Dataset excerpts
########################################
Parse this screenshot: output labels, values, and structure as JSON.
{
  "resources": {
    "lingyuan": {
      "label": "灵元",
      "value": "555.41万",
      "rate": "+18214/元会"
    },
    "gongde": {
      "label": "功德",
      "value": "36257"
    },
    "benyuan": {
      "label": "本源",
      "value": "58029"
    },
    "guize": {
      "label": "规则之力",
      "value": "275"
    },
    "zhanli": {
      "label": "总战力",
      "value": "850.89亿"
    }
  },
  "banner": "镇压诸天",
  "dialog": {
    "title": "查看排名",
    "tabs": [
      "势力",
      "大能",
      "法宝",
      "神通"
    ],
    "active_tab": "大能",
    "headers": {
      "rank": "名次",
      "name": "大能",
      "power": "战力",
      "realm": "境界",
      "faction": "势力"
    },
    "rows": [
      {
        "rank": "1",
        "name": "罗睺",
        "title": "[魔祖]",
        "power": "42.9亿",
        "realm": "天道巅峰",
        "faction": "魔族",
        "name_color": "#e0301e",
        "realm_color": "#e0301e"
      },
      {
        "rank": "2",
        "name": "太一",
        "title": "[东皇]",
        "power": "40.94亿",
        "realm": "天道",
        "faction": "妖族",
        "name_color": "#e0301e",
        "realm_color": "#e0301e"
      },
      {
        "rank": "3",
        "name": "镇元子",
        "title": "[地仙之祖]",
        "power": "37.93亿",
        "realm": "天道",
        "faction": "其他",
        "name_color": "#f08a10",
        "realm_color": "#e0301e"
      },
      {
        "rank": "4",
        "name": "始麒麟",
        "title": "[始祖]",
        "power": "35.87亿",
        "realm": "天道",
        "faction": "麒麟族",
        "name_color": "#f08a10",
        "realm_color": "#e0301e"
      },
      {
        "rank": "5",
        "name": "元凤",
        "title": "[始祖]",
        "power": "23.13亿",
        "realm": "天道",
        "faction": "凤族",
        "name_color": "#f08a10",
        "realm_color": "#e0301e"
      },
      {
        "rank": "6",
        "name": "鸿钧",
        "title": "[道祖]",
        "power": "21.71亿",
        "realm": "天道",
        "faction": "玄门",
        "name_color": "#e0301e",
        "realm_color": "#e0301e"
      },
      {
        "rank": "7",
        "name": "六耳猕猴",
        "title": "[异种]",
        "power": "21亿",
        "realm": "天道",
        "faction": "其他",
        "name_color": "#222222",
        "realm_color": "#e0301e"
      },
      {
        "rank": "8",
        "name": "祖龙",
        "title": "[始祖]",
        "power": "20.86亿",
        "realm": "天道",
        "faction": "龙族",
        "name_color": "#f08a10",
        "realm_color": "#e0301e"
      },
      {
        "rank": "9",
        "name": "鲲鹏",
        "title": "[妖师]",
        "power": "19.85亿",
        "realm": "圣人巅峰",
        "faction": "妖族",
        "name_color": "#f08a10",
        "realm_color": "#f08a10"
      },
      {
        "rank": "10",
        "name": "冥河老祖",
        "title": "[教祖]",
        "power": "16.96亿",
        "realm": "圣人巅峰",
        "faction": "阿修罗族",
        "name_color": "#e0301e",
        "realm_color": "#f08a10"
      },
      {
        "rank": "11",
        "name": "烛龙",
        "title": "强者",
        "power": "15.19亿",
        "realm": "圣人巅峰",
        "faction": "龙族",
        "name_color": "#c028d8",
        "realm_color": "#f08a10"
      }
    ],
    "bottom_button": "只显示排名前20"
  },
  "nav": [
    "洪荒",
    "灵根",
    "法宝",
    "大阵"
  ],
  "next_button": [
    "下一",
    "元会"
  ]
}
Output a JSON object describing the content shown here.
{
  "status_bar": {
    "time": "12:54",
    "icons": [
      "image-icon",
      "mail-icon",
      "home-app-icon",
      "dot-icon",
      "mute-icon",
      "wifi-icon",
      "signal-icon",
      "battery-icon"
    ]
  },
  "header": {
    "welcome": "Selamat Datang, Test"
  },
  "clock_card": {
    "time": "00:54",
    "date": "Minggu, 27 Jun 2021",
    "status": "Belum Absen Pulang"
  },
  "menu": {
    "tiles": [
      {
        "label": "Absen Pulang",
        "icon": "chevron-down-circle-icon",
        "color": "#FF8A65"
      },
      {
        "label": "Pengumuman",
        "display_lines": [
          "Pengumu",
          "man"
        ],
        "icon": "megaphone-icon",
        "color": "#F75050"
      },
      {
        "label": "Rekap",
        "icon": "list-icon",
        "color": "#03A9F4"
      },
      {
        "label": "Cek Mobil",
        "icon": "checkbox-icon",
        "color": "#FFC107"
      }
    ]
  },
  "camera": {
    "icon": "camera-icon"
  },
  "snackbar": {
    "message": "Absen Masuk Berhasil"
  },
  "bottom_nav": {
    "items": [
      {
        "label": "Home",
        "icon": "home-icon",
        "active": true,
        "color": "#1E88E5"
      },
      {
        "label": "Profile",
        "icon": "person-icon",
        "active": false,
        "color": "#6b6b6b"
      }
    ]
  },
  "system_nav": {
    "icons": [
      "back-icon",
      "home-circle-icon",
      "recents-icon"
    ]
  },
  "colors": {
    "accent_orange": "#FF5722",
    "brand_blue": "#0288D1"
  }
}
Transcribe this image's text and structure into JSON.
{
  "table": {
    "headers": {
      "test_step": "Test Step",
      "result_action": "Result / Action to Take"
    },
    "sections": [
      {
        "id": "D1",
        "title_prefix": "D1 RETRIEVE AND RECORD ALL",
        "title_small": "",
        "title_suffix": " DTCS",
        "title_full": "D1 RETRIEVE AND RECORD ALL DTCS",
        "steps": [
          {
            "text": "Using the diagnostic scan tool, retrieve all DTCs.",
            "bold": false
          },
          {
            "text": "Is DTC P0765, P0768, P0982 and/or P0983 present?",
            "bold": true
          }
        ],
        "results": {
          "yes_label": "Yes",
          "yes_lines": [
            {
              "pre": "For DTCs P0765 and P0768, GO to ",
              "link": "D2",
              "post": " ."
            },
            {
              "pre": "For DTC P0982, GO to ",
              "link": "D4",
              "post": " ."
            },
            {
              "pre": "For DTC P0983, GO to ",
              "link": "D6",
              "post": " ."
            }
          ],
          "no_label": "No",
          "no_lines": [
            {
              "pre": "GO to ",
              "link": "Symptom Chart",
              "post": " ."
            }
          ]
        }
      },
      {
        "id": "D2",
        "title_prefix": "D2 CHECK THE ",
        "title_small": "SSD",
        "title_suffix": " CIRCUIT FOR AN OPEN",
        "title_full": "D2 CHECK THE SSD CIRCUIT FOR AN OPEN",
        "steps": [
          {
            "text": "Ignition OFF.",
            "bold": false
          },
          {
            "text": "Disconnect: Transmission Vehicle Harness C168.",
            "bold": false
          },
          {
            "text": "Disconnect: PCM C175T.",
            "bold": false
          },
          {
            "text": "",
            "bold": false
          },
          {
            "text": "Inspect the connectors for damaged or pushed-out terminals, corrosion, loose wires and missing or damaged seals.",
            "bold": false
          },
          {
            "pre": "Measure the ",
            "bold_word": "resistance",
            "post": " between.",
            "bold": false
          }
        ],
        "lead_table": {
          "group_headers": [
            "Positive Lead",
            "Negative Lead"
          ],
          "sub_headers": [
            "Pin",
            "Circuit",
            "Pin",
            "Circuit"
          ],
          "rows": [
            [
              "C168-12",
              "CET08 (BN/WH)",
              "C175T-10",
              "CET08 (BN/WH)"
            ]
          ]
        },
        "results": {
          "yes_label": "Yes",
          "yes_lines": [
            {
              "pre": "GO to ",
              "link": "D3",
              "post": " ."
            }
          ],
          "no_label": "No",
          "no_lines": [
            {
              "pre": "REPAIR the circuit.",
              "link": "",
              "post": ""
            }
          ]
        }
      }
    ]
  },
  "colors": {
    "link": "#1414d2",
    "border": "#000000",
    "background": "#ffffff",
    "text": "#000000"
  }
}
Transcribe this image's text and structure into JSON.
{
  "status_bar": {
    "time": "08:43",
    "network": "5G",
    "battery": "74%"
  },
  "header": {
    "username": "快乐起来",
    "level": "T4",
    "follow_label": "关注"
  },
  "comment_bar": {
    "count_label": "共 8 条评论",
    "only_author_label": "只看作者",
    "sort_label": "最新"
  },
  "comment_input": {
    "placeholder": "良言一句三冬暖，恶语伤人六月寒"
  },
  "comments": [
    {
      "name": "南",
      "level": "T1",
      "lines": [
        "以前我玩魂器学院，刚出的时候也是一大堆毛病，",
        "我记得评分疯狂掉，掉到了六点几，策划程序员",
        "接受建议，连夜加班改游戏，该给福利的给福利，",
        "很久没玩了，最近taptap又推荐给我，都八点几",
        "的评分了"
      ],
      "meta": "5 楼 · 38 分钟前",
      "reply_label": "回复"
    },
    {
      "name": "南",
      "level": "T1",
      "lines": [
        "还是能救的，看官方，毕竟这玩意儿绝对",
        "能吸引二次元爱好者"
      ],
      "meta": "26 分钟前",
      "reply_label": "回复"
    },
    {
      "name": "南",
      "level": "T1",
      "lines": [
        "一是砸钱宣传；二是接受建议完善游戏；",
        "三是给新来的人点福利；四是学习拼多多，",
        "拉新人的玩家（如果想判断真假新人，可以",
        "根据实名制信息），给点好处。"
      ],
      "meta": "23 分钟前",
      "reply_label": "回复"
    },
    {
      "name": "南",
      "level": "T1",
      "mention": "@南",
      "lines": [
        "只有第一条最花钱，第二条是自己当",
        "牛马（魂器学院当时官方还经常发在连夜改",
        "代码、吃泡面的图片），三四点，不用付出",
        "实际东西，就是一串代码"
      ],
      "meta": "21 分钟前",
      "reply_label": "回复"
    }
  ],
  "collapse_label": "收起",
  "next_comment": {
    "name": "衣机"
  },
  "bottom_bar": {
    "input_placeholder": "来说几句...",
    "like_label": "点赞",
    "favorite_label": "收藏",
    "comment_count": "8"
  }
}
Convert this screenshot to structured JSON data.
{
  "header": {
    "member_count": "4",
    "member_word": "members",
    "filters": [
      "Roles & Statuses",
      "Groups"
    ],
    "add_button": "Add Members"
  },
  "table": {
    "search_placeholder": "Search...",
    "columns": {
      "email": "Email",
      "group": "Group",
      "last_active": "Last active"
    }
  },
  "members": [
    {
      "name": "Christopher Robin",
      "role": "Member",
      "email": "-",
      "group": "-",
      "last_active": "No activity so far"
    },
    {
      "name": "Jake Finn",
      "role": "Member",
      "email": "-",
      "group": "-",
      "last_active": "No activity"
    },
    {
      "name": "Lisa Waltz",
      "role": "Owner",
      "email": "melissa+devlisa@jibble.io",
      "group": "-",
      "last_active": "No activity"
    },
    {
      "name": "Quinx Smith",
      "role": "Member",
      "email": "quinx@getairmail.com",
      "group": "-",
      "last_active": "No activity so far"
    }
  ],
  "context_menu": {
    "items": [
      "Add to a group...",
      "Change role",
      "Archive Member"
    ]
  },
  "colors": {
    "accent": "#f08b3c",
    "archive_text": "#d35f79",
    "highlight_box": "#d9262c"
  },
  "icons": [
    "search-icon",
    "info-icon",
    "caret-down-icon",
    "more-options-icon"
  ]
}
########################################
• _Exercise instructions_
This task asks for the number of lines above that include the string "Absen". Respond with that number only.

• _Reply_
3